Designers Xavier Schoebel and Amélie Lecocq have plenty of experience working in publication design in France for cultural institutions like the Musée des Arts Décoratifs at the Louvre and Pompidou Center. Both teach graphic design—Xavier at LISAA, Institute of Applied Arts in Strasbourg, and Amelie at the Fine Arts of the University of Strasbourg. “Much of our work in editorial design revolves around cultural subjects, where we use illustrated charts and graphs to depict the information. For instance, what works for a children’s book, will not work in a fashion magazine,” Xavier explains.
Here, the duo, who also run their studio Collectif Ça va 2 Paire, share their predictions for five editorial design trends to watch for in 2018—many of which are tried and true.
We like to use contemporary typographic creations. For example, in the book, The North and the East Into World War I we use different type styles to create drama on the page. We like the mix between old historical font and new ones, that are more flexible.
Typography: Mix it Up
The old type rules about using only two or three type styles in editorial design are no longer relevant. In fact, it’s fun to mix and fuse different fonts to create a particular mood. “We like the mix between old historic fonts and modern fonts, that are more flexible,” Amelie notes. “Creating contemporary typographic design sometimes means combining old and new to create a timeless vibe.”
Color: Bright is Right
Bright, high contrasting colors can make the difference between a hum-drum layout and something that speaks to the masses.

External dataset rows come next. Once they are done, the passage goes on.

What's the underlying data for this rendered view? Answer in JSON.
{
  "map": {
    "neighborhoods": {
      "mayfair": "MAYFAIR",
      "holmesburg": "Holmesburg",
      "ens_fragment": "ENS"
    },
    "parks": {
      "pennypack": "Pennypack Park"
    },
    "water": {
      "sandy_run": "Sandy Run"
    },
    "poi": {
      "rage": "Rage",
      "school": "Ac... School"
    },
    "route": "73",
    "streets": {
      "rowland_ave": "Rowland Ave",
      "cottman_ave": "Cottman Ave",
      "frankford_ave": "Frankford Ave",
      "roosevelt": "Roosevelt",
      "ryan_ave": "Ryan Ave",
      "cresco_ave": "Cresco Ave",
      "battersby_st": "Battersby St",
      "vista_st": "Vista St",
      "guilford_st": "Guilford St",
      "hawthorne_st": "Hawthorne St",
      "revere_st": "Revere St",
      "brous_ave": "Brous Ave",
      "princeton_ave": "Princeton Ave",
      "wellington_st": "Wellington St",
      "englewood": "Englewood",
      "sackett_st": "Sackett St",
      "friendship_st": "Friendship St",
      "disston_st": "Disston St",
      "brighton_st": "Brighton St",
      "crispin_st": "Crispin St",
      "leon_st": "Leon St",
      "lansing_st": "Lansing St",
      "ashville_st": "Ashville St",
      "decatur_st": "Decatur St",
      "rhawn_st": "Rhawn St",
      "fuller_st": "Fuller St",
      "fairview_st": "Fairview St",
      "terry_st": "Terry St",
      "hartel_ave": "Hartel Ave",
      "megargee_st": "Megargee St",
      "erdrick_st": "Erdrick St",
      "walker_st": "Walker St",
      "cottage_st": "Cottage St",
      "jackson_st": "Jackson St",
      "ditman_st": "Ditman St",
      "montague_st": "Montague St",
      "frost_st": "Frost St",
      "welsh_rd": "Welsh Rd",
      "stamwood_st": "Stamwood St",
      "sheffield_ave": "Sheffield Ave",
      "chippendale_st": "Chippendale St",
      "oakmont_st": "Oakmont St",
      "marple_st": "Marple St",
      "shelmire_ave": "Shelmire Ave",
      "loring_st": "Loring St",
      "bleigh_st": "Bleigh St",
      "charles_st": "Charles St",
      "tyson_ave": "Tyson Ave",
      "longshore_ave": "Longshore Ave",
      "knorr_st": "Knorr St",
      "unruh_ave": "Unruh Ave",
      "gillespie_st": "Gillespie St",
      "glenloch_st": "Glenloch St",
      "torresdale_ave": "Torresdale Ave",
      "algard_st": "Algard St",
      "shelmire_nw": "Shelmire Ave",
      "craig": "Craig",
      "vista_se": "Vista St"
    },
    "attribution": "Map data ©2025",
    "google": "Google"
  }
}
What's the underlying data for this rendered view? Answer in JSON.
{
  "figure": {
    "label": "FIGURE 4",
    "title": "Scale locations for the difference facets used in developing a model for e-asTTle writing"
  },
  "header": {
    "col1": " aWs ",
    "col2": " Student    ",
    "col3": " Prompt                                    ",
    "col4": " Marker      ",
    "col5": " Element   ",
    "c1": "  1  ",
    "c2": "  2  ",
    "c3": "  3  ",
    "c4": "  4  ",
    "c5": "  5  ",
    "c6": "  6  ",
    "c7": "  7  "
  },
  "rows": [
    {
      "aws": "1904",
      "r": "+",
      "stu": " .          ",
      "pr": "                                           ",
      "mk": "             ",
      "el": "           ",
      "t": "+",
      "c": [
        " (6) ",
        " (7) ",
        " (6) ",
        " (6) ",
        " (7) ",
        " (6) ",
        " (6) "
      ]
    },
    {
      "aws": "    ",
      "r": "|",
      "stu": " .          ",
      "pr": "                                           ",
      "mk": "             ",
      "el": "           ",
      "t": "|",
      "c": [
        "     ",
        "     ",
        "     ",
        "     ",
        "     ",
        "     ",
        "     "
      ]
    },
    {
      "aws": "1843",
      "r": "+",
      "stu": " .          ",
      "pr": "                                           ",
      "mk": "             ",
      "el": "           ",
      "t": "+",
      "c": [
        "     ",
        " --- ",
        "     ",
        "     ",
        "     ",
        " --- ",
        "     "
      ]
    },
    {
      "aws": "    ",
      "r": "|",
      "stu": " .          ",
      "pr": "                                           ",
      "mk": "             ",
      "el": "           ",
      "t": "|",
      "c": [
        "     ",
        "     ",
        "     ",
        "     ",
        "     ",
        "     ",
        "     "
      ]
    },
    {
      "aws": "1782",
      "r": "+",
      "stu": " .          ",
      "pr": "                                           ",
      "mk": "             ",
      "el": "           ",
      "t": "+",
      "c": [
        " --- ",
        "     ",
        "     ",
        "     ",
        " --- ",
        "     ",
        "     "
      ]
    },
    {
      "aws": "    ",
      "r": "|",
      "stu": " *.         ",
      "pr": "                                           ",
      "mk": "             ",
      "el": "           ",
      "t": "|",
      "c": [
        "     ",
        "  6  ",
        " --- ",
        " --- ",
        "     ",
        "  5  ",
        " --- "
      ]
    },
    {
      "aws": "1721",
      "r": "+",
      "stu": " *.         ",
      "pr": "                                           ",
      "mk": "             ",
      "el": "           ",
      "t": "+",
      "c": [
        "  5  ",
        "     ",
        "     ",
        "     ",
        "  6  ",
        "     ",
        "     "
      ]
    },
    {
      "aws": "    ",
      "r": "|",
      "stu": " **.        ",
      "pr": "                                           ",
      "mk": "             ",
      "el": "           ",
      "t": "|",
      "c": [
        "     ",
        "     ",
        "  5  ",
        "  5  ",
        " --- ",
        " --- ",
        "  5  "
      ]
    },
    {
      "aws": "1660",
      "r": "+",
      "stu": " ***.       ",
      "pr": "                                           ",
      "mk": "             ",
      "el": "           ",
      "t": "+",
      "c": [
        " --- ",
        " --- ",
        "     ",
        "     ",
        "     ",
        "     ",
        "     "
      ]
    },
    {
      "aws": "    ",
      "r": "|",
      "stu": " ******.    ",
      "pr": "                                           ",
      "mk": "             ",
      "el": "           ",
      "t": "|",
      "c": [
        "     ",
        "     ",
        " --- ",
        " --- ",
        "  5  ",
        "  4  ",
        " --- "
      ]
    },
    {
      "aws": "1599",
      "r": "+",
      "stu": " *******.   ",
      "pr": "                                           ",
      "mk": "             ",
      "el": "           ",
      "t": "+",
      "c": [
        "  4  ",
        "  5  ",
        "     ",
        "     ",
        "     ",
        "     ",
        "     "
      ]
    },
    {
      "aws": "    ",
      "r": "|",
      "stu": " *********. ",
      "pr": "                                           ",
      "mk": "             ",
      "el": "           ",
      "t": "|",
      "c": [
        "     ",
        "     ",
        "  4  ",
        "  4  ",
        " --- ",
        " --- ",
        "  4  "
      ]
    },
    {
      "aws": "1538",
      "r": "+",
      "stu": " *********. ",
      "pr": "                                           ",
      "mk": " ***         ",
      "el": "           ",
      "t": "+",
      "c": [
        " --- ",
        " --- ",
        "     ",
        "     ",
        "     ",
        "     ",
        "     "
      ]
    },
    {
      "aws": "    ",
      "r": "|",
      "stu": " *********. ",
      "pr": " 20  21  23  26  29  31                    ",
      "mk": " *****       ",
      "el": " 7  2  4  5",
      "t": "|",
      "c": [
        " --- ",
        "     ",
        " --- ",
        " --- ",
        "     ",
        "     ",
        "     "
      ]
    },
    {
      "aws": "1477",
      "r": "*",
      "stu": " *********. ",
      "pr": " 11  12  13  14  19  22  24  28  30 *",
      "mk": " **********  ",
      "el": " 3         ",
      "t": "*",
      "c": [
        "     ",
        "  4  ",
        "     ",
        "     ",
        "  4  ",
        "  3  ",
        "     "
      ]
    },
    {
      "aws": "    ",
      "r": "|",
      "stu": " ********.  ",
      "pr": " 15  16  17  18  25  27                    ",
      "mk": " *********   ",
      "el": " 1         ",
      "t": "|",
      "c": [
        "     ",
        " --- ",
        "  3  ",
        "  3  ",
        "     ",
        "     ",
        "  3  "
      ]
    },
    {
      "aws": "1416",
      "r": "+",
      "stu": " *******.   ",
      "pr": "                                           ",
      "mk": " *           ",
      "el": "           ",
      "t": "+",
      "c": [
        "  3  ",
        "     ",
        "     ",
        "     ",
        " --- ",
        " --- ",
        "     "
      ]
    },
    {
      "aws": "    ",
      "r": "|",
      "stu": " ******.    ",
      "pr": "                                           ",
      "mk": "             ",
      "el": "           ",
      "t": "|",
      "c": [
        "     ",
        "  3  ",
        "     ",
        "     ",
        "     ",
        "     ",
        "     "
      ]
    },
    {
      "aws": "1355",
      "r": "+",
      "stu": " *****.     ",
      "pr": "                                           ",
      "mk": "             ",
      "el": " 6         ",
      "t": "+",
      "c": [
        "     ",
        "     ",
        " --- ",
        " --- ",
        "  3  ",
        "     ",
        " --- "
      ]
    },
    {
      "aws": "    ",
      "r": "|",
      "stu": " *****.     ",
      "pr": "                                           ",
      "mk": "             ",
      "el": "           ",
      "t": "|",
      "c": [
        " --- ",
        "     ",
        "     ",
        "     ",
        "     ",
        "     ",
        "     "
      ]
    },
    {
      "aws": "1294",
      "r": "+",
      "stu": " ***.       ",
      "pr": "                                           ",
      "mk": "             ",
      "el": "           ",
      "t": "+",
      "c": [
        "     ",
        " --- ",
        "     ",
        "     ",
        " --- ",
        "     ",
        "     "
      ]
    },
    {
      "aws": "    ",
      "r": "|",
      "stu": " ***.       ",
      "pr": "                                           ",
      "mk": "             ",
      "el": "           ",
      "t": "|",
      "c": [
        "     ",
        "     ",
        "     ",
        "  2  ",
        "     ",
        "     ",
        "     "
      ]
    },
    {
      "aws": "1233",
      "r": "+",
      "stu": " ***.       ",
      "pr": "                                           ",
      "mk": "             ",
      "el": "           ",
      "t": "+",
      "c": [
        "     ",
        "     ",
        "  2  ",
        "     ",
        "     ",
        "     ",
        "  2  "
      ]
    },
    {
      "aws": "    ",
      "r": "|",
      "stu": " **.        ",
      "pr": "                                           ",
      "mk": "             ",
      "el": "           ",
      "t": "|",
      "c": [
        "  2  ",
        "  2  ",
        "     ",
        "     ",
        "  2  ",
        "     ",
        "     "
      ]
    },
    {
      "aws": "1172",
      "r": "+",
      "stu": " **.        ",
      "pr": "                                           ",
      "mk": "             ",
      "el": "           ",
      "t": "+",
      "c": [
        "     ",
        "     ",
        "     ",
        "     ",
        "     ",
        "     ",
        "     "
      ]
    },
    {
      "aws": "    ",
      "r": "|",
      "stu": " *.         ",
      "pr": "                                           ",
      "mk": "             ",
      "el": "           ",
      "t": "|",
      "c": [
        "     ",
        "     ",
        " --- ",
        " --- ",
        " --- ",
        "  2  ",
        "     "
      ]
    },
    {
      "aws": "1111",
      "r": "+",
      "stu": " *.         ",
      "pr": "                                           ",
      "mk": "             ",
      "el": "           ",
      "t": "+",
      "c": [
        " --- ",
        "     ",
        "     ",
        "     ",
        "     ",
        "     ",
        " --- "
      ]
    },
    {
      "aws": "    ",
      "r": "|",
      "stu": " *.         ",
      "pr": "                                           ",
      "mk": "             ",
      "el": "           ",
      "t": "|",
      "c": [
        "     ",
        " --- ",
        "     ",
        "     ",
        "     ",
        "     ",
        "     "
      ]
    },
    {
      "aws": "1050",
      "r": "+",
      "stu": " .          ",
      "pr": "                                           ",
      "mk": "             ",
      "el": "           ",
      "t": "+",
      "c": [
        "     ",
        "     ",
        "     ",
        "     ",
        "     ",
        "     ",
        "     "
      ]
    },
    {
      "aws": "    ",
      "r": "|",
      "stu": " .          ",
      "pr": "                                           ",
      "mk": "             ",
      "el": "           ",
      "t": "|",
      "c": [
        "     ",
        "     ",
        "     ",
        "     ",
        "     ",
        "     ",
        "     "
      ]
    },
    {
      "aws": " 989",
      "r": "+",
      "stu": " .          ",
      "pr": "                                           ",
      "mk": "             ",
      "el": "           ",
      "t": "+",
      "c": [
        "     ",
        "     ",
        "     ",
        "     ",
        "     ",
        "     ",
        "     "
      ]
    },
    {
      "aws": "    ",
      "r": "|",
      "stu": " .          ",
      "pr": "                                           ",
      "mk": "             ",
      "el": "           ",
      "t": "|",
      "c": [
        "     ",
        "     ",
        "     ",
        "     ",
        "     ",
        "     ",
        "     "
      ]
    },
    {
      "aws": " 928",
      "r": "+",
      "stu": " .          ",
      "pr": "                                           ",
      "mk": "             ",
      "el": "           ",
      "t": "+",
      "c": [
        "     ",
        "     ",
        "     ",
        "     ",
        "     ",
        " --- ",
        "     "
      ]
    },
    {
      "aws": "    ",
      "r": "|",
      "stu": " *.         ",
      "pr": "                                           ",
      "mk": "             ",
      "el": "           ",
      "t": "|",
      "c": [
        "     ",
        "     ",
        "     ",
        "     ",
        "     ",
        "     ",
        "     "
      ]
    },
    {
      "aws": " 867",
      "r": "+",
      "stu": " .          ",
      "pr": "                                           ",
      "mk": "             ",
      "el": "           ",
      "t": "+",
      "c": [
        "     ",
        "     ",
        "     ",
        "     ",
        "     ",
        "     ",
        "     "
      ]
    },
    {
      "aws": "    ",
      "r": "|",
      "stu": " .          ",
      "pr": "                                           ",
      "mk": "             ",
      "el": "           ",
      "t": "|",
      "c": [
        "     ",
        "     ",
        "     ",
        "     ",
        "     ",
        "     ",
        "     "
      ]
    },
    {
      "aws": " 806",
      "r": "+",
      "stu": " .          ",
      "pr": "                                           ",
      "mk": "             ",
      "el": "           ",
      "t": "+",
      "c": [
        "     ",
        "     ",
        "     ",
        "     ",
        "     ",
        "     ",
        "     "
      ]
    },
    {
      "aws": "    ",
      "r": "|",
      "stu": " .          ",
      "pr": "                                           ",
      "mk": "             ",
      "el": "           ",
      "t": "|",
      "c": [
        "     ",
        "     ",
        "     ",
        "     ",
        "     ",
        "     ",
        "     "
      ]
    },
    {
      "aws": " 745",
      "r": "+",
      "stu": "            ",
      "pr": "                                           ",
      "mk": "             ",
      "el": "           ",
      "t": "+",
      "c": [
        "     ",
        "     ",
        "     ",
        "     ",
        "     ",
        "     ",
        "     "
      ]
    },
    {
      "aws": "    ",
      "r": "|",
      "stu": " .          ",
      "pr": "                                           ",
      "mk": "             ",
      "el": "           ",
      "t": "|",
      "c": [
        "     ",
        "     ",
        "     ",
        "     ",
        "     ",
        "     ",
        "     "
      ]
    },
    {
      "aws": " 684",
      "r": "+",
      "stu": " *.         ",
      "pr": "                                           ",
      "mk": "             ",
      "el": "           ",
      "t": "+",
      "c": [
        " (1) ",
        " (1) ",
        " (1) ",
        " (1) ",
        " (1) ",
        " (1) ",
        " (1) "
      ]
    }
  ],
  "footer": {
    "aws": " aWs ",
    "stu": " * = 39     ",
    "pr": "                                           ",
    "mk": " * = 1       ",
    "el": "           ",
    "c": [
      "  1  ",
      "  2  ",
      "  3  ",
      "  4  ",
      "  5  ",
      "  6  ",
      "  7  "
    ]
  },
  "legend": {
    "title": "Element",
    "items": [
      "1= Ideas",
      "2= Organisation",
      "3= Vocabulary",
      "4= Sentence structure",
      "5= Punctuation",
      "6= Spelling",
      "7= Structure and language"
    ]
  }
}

Xavier says, “Pairing a bright color with a pastel or grey tone, is a simple way to create depth and intrigue, similar to how vintage album covers were portrayed in the ’70s. There was a tendency to have bright illustrations or letters over less chromatic or black and white photos.” Oftentimes, the contrast contributed to the album’s narrative and intrigue.
Infographics are a useful tool to illustrate measurements and facts. They also add impact and color to otherwise boring information.
Images: Original vs. Stock
Stock photos are fine if you’re in a hurry or on a very tight budget, but original art is always best, and that’s a trend that’s never going to change—which is great for artists and photographers. Illustrators can take a story to a whole new level with their interpretation of the narrative. “It’s also fun to add headlines or drawings on top of photos—just be sure to get the photographer’s permission to do this if you’re not buying exclusive rights,” Amelie notes. “These graphic additions, can really add drama and perspective.” Of course, if you buy stock images, you don’t need permission to do that.
Here, we turned the grid into a pictorial element for an exhibition on the history of the historical library of the University of Strasbourg. We put blue line references in for the block of text in the grid because it echoes the layout of old books that you can find in this type of library.
Composition: Balancing text and images
Grids are always a starting point for any publication designer. Setting up the page, determining the width of columns, and how headlines will look on the page. “Oftentimes, designers will deconstruct a grid to create dynamism in a composition,” Xavier says. “For example, there is a tendency to use more space in the margins to put different types of information like a small photo that serves as a reference to the larger image found later in a publication.”
Print vs. Online publications
We’ve been hearing it for years: “Print is dead.” Well, it’s not. Granted, the number of print publications has drastically dwindled in the last decade, but people—especially artists and designers—crave the tactile experience when it comes to flipping through a magazine or newspaper. “For us, digital editions can not replace print, but it’s a great compliment,” Amelie notes. For instance, if you’re doing a limited print run, try using heavier sheets or different printing techniques, and then explain the process in the digital edition. Make them co-exist and work together.
Some of these trends aren’t new, but editorial design can be very experimental depending on your audience. As Xavier says, “It’s about finding a balance between different levels of text, photographs, and illustrations to create new visual conversations.”